“There is no monument, award, or musical performance that can ever begin to recognize the incredible woman Loretta Lynn was or the contributions she made,” said Dan Rogers, Opry vice president and executive producer.

Lynn’s last performance at the Opry took place Jan. 21, 2017. She performed “Fist City,” “You’re Lookin’ at Country,” and “Coal Miner’s Daughter.” The latter, of course, is the title of Lynn’s autobiography that was turned into a film of same name, winning an Academy Award for Best Actress for Sissy Spacek in the role of Loretta Lynn.

Even after her most productive recording period had passed, Lynn wasn’t content to retire. Rocker Jack White, of White Stripes and Raconteurs fame, produced a 2004 album, Van Lear Rose, for Lynn that was released on Interscope Records to critical acclaim, reaching No. 2 on Billboard’s Top Country Albums chart and No. 24 on the Billboard 200. Over a span of 42 albums, Van Lear Rose would be the most successful crossover album of her career.

So much more than a “girl singer,” Lynn helped pave the way for women in a genre that up until her arrival had largely been the domain of male stars with some exceptions like the Carter Family including matriarch Mother Maybelle Carter, Dottie West, Kitty Wells, Patsy Cline and Jean Shepherd.
Nobody dared tell Loretta Lynn to “shut up and sing” – she spoke through her music and rattled cages (and earned some bans) for addressing then-taboo topics like sex and sexuality including 1972’s “Rated X,” and 1975’s “The Pill.” She wasn’t content to stand by her man – she spoke for wronged women by standing up to “the other woman,” too, in songs like “You Ain’t Woman Enough (To Take My Man)” and “Fist City.”

Friend, contemporary and fellow Grand Ole Opry stalwart Jeannie Seely told Pollstar that Lynn’s “The Pill” was a crucial component of her advocacy lobbying legislators to legalize contraception.

There was no misinterpreting Lynn’s declaration that “All these years I’ve stayed at home while you had all your fun / And every year that’s gone by another baby’s come / There’s a gonna be some changes made right here on nursery hill / You’ve set this chicken your last time, ‘cause now I’ve got the pill.”

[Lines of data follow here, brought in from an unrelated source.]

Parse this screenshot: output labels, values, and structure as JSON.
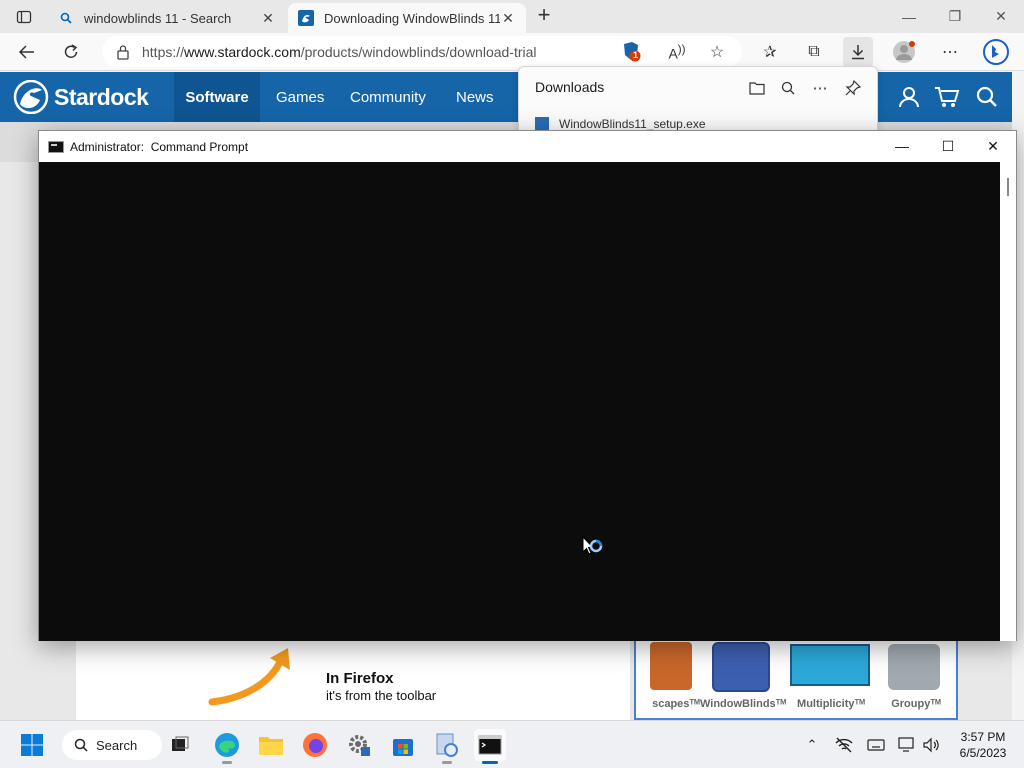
{
  "browser": {
    "tabs": [
      {
        "title": "windowblinds 11 - Search",
        "icon": "search-icon",
        "active": false
      },
      {
        "title": "Downloading WindowBlinds 11 (",
        "icon": "stardock-favicon",
        "active": true
      }
    ],
    "new_tab_label": "+",
    "address": {
      "url_prefix": "https://",
      "url_domain": "www.stardock.com",
      "url_path": "/products/windowblinds/download-trial"
    },
    "badge_count": "1"
  },
  "downloads": {
    "title": "Downloads",
    "file_name": "WindowBlinds11_setup.exe"
  },
  "site": {
    "brand": "Stardock",
    "nav": [
      {
        "label": "Software",
        "active": true
      },
      {
        "label": "Games",
        "active": false
      },
      {
        "label": "Community",
        "active": false
      },
      {
        "label": "News",
        "active": false
      }
    ],
    "promo": {
      "heading": "In Firefox",
      "subtext": "it's from the toolbar"
    },
    "products": [
      "scapesᵀᴹ",
      "WindowBlindsᵀᴹ",
      "Multiplicityᵀᴹ",
      "Groupyᵀᴹ"
    ]
  },
  "cmd_window": {
    "title": "Administrator:  Command Prompt"
  },
  "taskbar": {
    "search_label": "Search",
    "time": "3:57 PM",
    "date": "6/5/2023"
  },
  "colors": {
    "stardock_blue": "#1565a8",
    "console_bg": "#0c0c0c",
    "accent": "#0067c0"
  }
}
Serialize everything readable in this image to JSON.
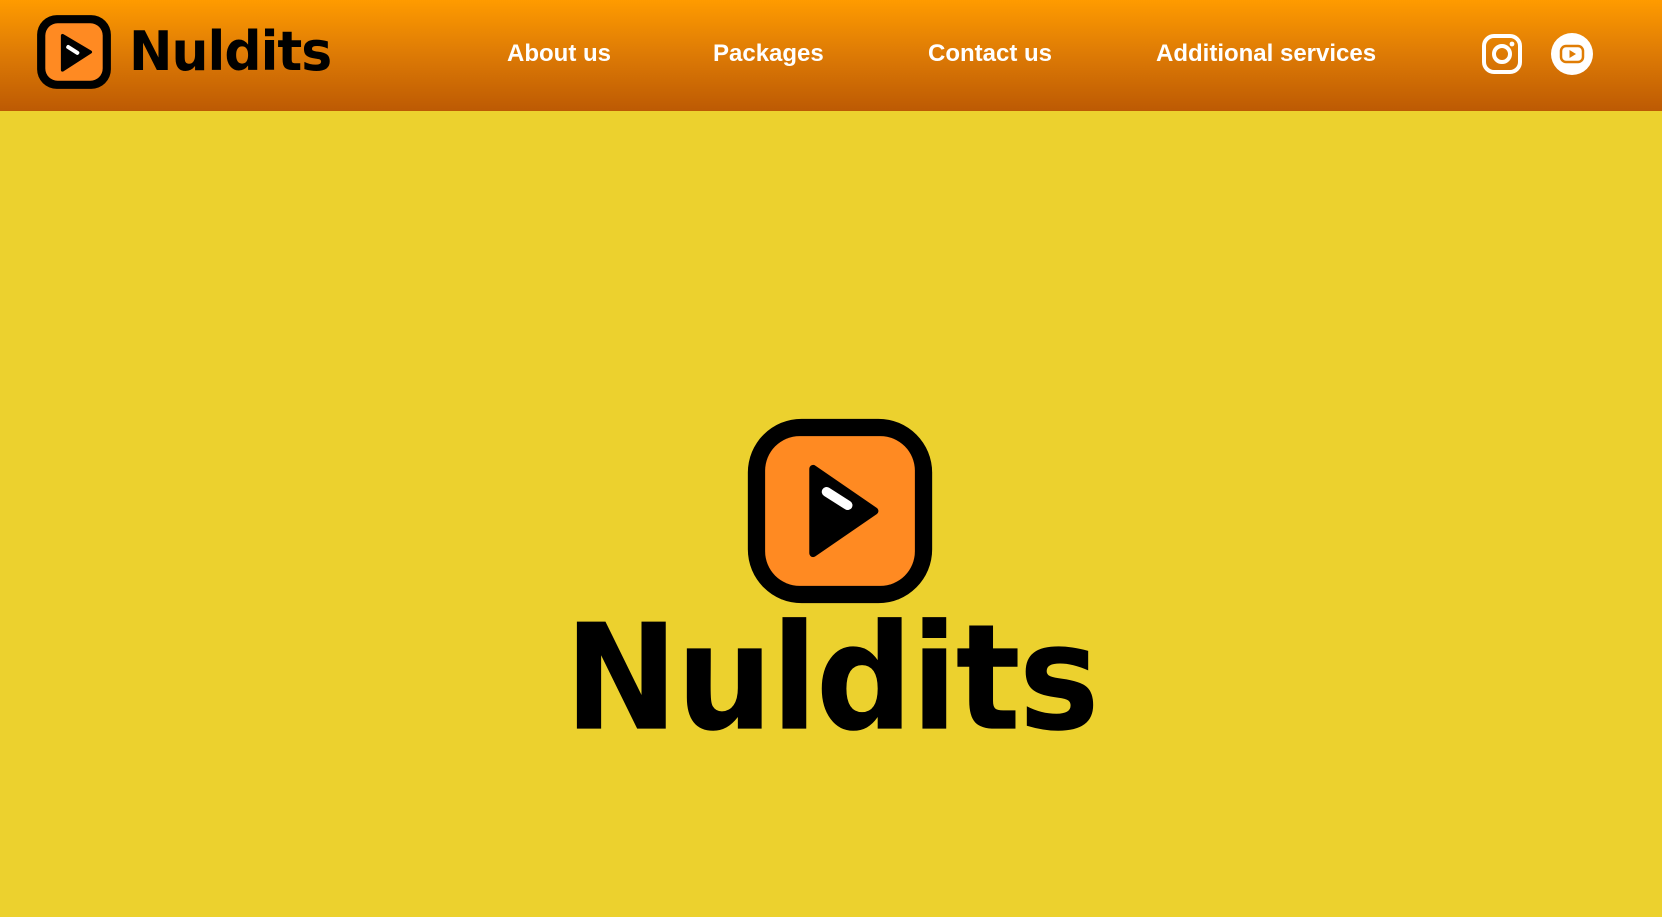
{
  "brand": {
    "name": "Nuldits",
    "logo_icon": "play-logo-icon"
  },
  "nav": {
    "items": [
      {
        "label": "About us"
      },
      {
        "label": "Packages"
      },
      {
        "label": "Contact us"
      },
      {
        "label": "Additional services"
      }
    ]
  },
  "social": {
    "instagram_icon": "instagram-icon",
    "youtube_icon": "youtube-icon"
  },
  "hero": {
    "title": "Nuldits",
    "logo_icon": "play-logo-icon"
  },
  "colors": {
    "header_top": "#FF9B00",
    "header_bottom": "#BD5A04",
    "background": "#ECD12E",
    "logo_orange": "#FF8A22",
    "text_light": "#FFFFFF",
    "text_dark": "#000000"
  }
}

“I was working behind the scenes, talking to these men, and they didn’t know what it meant for women. Then Loretta’s song came out,” Seely says, laughing. “She was a buddy. She was an ally, always. And she was so fun to be around. At that time, our careers were going in different directions and we weren’t often in the same place at any one time. There might be a television show where we’d be at and she was just a delight in the room.”

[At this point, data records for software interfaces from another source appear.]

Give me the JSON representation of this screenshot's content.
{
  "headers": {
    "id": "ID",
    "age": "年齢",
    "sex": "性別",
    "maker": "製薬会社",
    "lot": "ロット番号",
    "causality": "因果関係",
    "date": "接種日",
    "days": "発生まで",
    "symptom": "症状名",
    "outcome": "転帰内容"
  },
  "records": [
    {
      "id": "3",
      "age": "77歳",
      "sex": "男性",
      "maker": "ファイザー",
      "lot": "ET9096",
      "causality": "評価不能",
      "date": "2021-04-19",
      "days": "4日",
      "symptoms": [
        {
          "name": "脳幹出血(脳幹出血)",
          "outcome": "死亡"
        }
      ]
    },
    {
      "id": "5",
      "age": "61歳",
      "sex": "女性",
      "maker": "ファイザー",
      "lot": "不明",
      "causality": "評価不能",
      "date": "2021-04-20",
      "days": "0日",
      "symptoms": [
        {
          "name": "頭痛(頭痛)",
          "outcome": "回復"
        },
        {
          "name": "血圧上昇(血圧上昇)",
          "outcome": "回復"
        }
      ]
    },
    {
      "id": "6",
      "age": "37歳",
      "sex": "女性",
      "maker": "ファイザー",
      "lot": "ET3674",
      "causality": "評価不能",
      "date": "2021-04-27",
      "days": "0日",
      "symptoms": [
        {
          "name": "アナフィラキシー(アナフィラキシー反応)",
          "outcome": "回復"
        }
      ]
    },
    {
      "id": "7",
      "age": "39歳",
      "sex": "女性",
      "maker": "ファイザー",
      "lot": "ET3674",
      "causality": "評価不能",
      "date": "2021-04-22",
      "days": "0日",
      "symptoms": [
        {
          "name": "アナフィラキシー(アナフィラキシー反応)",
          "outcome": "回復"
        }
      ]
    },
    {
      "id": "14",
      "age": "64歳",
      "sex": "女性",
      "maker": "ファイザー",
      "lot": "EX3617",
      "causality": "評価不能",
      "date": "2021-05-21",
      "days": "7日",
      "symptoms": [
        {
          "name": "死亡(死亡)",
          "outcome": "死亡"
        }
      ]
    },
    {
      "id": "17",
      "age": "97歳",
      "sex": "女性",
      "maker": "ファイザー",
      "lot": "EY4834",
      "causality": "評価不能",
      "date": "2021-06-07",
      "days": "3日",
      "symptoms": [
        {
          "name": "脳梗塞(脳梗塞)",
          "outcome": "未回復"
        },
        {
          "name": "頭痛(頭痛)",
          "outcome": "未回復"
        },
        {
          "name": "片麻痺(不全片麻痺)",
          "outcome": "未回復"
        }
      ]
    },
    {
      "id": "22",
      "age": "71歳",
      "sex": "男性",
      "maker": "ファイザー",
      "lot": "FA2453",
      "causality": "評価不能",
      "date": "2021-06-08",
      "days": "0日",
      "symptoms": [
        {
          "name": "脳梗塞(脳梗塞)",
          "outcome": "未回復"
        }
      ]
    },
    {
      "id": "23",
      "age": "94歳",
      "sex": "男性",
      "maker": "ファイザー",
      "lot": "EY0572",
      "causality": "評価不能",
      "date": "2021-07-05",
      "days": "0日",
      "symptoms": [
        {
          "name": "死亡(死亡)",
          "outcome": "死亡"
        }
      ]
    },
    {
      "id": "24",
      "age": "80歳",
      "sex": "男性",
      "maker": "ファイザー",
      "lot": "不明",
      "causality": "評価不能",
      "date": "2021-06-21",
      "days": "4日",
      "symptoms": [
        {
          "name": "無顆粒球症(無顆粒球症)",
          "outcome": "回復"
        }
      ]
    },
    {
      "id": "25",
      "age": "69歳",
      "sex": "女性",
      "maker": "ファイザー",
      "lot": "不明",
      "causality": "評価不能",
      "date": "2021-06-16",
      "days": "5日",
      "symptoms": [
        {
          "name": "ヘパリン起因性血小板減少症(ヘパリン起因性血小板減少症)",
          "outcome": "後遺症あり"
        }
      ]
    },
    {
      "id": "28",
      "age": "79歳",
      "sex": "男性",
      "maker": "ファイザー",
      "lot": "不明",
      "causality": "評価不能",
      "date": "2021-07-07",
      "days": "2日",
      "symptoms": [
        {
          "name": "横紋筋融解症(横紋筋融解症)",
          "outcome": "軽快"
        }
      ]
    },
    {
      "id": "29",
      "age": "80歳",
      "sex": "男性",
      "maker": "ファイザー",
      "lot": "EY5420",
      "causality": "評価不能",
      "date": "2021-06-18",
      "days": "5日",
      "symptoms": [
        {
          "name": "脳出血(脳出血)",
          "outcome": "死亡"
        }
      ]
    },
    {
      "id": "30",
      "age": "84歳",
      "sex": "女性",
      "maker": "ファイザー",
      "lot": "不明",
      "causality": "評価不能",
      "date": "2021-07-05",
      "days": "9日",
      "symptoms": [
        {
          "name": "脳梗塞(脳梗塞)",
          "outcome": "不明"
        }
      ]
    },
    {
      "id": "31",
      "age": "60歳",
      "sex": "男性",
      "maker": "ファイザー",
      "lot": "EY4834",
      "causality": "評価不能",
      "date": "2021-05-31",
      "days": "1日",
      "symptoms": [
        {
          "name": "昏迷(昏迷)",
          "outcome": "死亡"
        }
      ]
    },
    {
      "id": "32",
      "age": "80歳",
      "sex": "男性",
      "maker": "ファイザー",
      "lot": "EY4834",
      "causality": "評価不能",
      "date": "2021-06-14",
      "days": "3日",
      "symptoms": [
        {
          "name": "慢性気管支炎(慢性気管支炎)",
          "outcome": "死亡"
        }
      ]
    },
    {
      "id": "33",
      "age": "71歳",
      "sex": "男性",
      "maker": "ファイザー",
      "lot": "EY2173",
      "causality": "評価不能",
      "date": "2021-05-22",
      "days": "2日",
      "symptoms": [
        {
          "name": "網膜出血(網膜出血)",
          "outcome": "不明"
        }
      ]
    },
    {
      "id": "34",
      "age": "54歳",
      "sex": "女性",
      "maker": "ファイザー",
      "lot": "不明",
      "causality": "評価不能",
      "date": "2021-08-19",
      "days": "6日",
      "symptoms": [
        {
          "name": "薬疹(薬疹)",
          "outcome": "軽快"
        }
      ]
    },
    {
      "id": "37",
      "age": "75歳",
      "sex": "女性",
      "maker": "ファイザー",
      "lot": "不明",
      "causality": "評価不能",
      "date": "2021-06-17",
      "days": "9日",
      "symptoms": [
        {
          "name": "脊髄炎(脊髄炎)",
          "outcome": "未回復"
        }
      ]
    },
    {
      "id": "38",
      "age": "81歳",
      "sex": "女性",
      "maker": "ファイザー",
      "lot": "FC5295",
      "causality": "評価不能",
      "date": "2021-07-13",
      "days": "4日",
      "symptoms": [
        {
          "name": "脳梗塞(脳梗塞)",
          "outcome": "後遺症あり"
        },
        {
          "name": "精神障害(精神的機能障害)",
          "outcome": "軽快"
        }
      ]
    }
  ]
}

Lynn spent much of her life on the road until a 2017 stroke ended her touring career. Her last headlining appearance in Pollstar’s Boxoffice was a 2019 hometown show at Nashville’s Bridgestone Arena, where 12,791 fans bought tickets for a gross of $1,510,884.

Since 1999, Lynn reported 538 headline dates and, of those dates for which box office counts are available, sold 512,012 tickets and grossed more than $34.11 million.
In 1972, she became the first woman to be awarded the Country Music Association’s Entertainer of the Year.

CMA chief executive Sarah Trahern said, “Loretta Lynn was always ahead of her time, and I think her CMA Entertainer of the Year win in 1972 speaks to that in a lot of ways … but I think the trail she blazed from that moment on speaks to her true legacy.

“You see a lot of her daring and courageous spirit in generations of artists, from those who stood alongside her like Dolly Parton and Reba McEntire, to the newer generation of artists like Miranda Lambert and Kacey Musgraves. Our industry is certainly in mourning, but more so there’s a feeling of celebration and admiration for what Loretta contributed to Country Music.”

Ashley McBryde appeared at a Country Music Hall of Fame and Museum fundraiser in 2020 to sing Lynn’s “You’re Lookin’ at Country,” while playing Loretta’s 1956 Gibson J-50 guitar. She paid tribute to Lynn via Twitter just two days before being invited to join the Opry herself.

“It was the honor of my career to play your guitar and sing one of your songs. Your inspiration will live on through all of us girls. We promise. Thank you for the guidance. And thank you for the music. Rest now Miss Loretta.”